By Tommy Keeler Jr.
NEW MARKET -- Jonathan Koontz learned a valuable lesson the hard way.
The Stonewall Jackson rising senior played too much golf going into his junior season, which led to a couple injuries that hampered his success.
This offseason, Koontz decided to scale things back a little and he's starting the season completely healthy.
"I just think that I pushed myself a little too hard," Koontz said of last year's offseason. "I guess it happens with all athletes when you push yourself too hard. This is definitely a grueling sport."
Koontz had a sterling sophomore season, in which he finished as the No. 2 player on the Generals and helped lead Stonewall Jackson to the regional tournament.
In the offseason he decided to play in a bunch of tournaments. He said he spent a lot of weekends over the summer in Williamsburg at tournaments and sometimes would hit hundreds of balls over the course of a week.
Then he hyper-extended his knee early in his junior season. Koontz battled through that, but then sprained his elbow at the Shenandoah County tournament last year. He wasn't able to play again until the regional tournament.
"It was definitely tough," Koontz said. "I'm used to playing every day year round, so to just have to stop cold turkey, and I basically turned into an assistant coach instead of a player -- it was definitely a different look at it."
Stonewall Jackson coach Roger Wilkins said even when Koontz was out, he was very helpful to the other players.

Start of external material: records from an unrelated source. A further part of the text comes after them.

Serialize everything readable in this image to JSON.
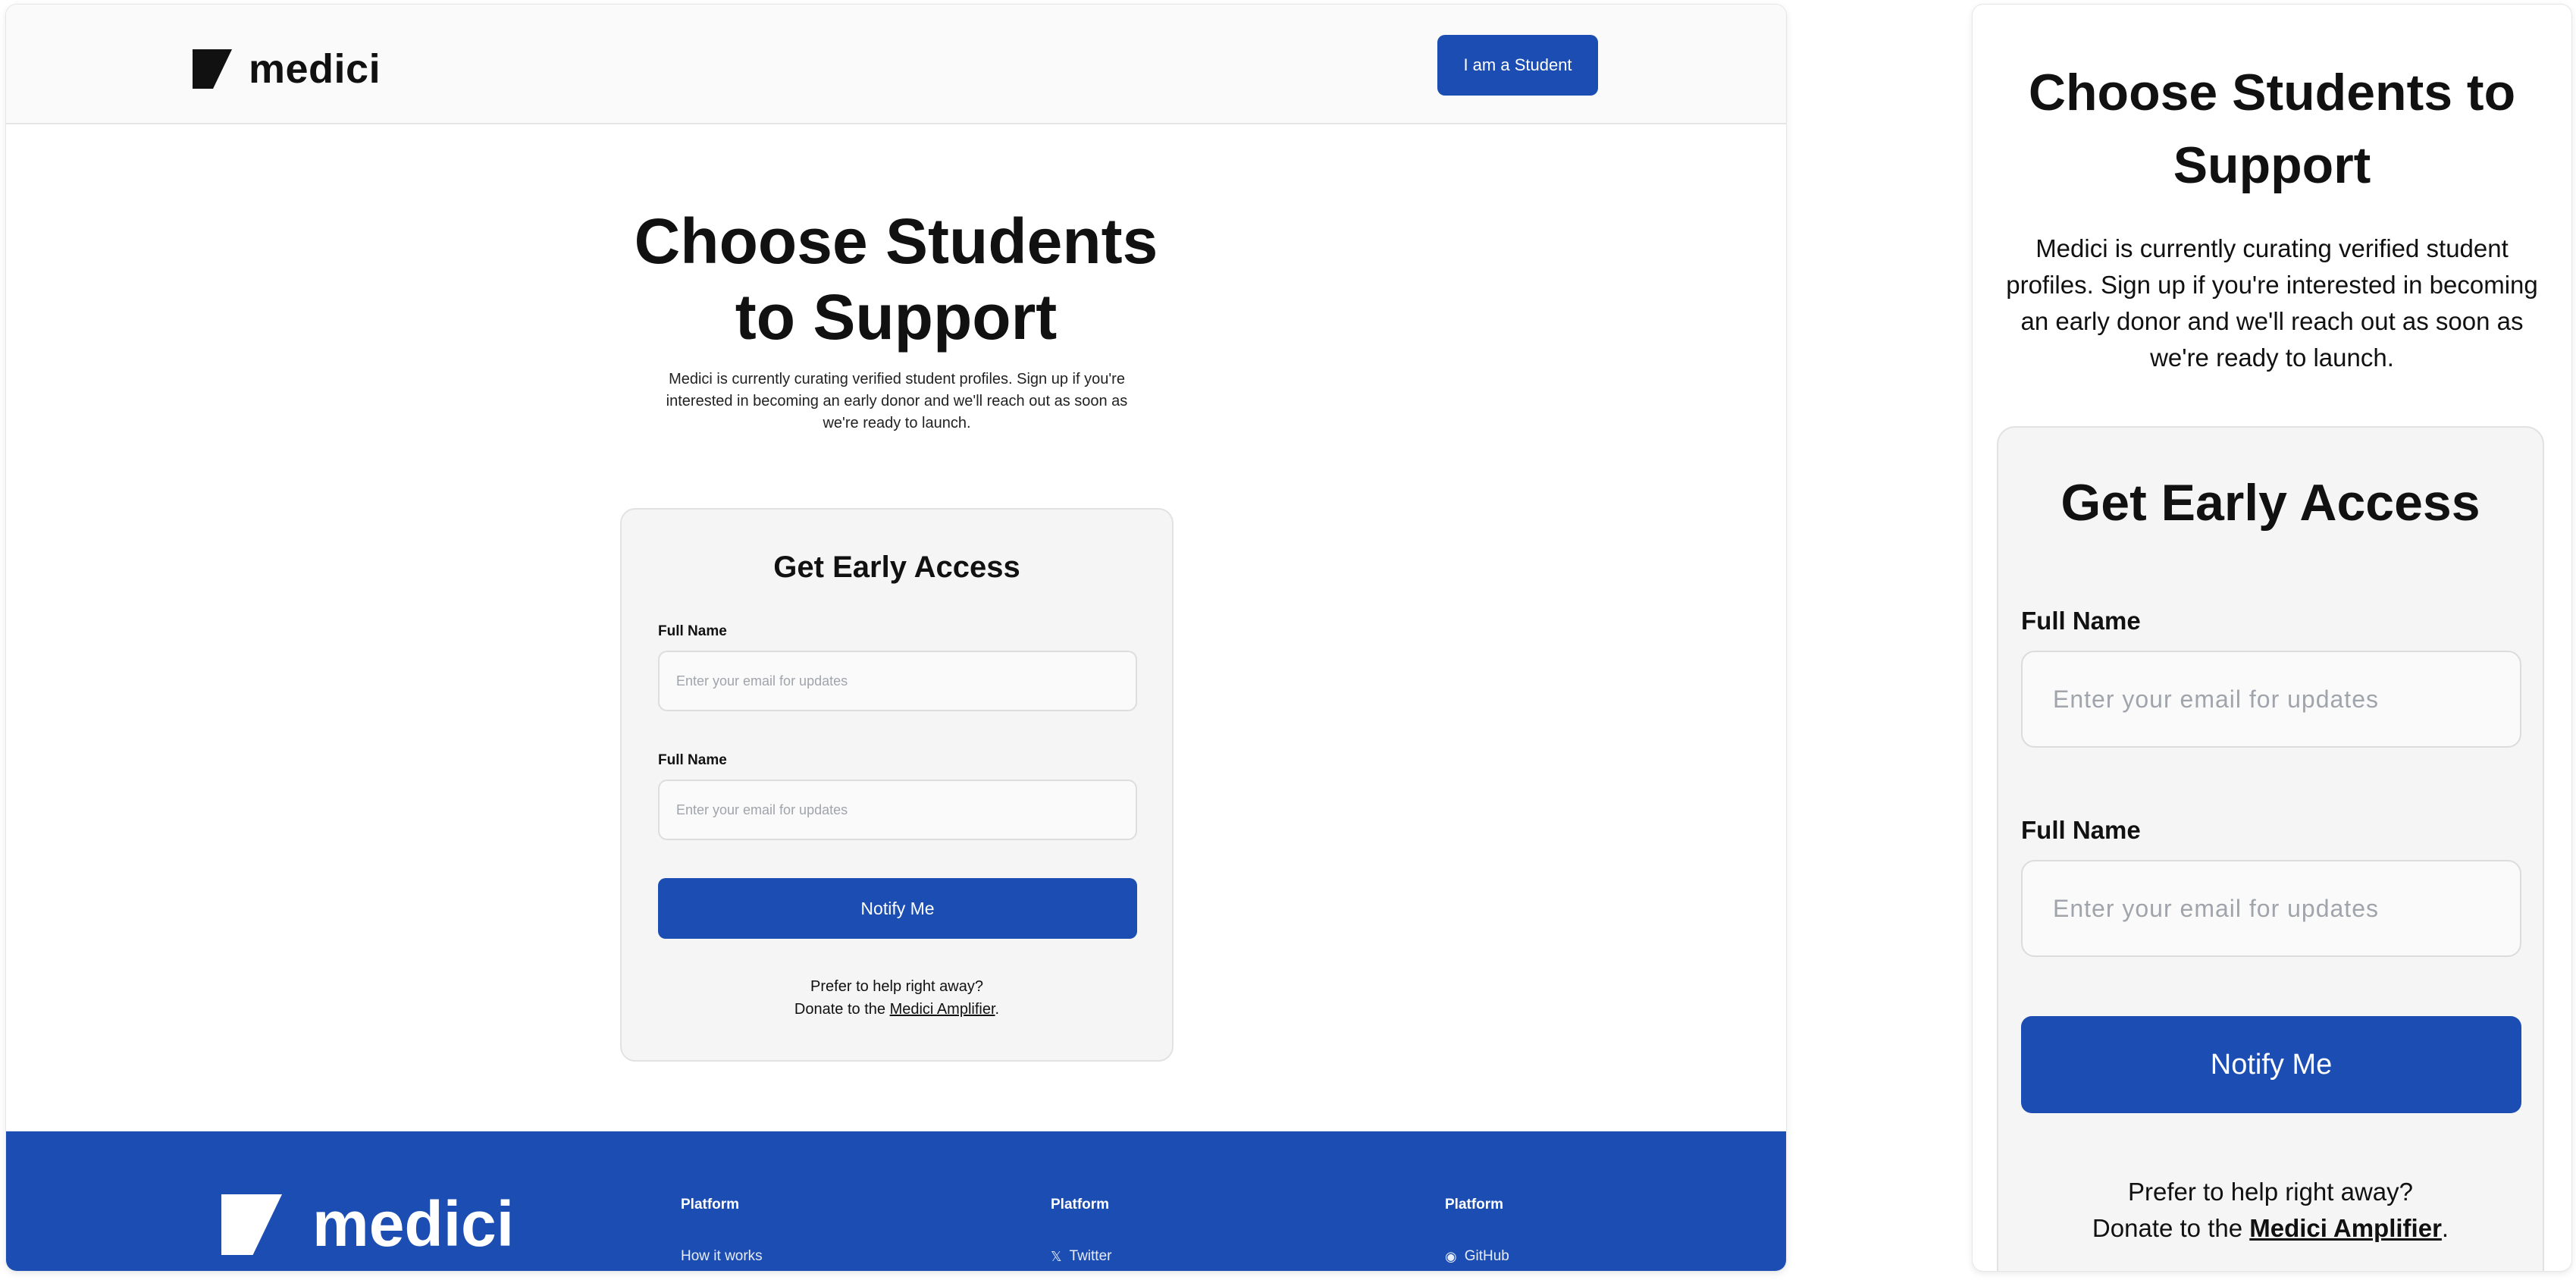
{
  "brand": {
    "name": "medici"
  },
  "header": {
    "cta_label": "I am a Student"
  },
  "hero": {
    "title_line1": "Choose Students",
    "title_line2": "to Support",
    "mobile_title_line1": "Choose Students to",
    "mobile_title_line2": "Support",
    "subtitle": "Medici is currently curating verified student profiles. Sign up if you're interested in becoming an early donor and we'll reach out as soon as we're ready to launch."
  },
  "form": {
    "title": "Get Early Access",
    "fields": [
      {
        "label": "Full Name",
        "placeholder": "Enter your email for updates",
        "value": ""
      },
      {
        "label": "Full Name",
        "placeholder": "Enter your email for updates",
        "value": ""
      }
    ],
    "submit_label": "Notify Me",
    "help_line1": "Prefer to help right away?",
    "help_prefix": "Donate to the ",
    "help_link": "Medici Amplifier",
    "help_suffix": "."
  },
  "footer": {
    "columns": [
      {
        "heading": "Platform",
        "link": "How it works",
        "icon": ""
      },
      {
        "heading": "Platform",
        "link": "Twitter",
        "icon": "x-logo-icon"
      },
      {
        "heading": "Platform",
        "link": "GitHub",
        "icon": "github-icon"
      }
    ]
  },
  "colors": {
    "primary": "#1b4db3",
    "header_bg": "#fafafa",
    "card_bg": "#f5f5f5",
    "text": "#111111"
  }
}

Koontz was able to come back and help the Generals to a second-place finish in the Group 2A state tournament.
"We had a good run at it," Koontz said. "It's obviously not what any of us wanted. I think given a little bit different circumstances maybe could have come out with a different result. But second in the state is definitely something to be proud of. It's something that we can share and we'll be able to tell our kids one day when they're sitting here about to try out for the varsity sports."
Koontz said he began playing golf when he was 7, and just fell in love with the sport.
He was Stonewall's team manager in eighth grade, and by his sophomore season his game started to really grow. Koontz said he also works a lot with John Rogers, a club pro at Lakeview Golf Club in Harrisonburg.
"He's a very smart kid. He knows the game very, very well. He knows the technique of the swings. So he can help the kids a lot," Wilkins said. "He's got the desire to get better. Obviously, he's put in the time and the work. He loves the game."
Andrew Good has been at the top for Stonewall Jackson the last few years, but he graduated in June and Koontz will be taking over the leadership role and as the team's top player. The Generals open their season today in a Shenandoah District mini-tournament at Gypsy Hill Park in Staunton at 8:30 a.m.
Wilkins said Koontz is a perfectionist, and if he learns to not put too much pressure on himself he could have a really strong year.
"You have to be able to take it one shot at a time, and not let one bad shot affect another," Wilkins said. "That's the hardest thing to do in golf. If Jonathan could reach that and with his personality and his thinking, I think he could really grow this year and his scores could be better then he could even imagine."
Koontz said he's excited for the season. The Generals lost a lot from last year's squad, but still have three from the top six back. Koontz, along with Ben Rosenberger and Kory Somers, will have to lead the way.
"It will definitely be a different dynamic," Koontz said. "It will put a little more pressure on the seniors and the returning guys to shoot some good scores since we don't have the same depth. I don't think it will be a weak season by any means."
Koontz said he plans on going to Virginia Tech next year and major in engineering. He said he's not worried about playing golf, school comes first, and he knows no matter what he will be playing the game of golf for a very long time.
"That's probably the most beautiful thing about this game. Like Sunday I went out and played with my dad and uncle and Ben [Rosenberger]," Koontz said. "Even though [my dad and uncle] are about 40 years older than I am, when it comes down to it you're still grinding for the same putts and trying for that center tee shot. As you age your abilities might shrink, but your knowledge grows so they kind of counteract each other. I could definitely see me playing this until I get really old, and then you get put in a nursing home and probably just watch it on TV."
Contact Assistant Sports Editor Tommy Keeler at 540-465-5137 ext. 168, or email@example.com Follow on Twitter @tkeelernvd